[Page and application data records]
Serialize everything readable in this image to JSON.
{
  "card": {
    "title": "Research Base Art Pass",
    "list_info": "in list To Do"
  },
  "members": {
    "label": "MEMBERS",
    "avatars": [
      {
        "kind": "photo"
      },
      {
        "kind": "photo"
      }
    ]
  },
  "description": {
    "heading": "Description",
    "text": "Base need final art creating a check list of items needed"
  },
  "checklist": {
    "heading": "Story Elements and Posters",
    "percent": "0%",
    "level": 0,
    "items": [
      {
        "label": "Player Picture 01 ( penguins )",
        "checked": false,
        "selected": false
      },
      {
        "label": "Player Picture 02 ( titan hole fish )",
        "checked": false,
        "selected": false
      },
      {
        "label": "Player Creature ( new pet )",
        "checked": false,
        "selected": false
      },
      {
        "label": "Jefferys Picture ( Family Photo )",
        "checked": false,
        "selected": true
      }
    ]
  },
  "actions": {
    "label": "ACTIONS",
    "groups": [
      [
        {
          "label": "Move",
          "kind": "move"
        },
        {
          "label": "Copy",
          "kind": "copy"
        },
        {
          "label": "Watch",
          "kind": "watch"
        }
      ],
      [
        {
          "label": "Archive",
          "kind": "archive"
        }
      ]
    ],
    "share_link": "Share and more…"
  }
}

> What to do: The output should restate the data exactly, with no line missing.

> Solution to this exercise:
Serialize everything readable in this image to JSON.
{
  "card": {
    "title": "Research Base Art Pass",
    "list_info": "in list To Do"
  },
  "members": {
    "label": "MEMBERS",
    "avatars": [
      {
        "kind": "photo"
      },
      {
        "kind": "photo"
      }
    ]
  },
  "description": {
    "heading": "Description",
    "text": "Base need final art creating a check list of items needed"
  },
  "checklist": {
    "heading": "Story Elements and Posters",
    "percent": "0%",
    "level": 0,
    "items": [
      {
        "label": "Player Picture 01 ( penguins )",
        "checked": false,
        "selected": false
      },
      {
        "label": "Player Picture 02 ( titan hole fish )",
        "checked": false,
        "selected": false
      },
      {
        "label": "Player Creature ( new pet )",
        "checked": false,
        "selected": false
      },
      {
        "label": "Jefferys Picture ( Family Photo )",
        "checked": false,
        "selected": true
      }
    ]
  },
  "actions": {
    "label": "ACTIONS",
    "groups": [
      [
        {
          "label": "Move",
          "kind": "move"
        },
        {
          "label": "Copy",
          "kind": "copy"
        },
        {
          "label": "Watch",
          "kind": "watch"
        }
      ],
      [
        {
          "label": "Archive",
          "kind": "archive"
        }
      ]
    ],
    "share_link": "Share and more…"
  }
}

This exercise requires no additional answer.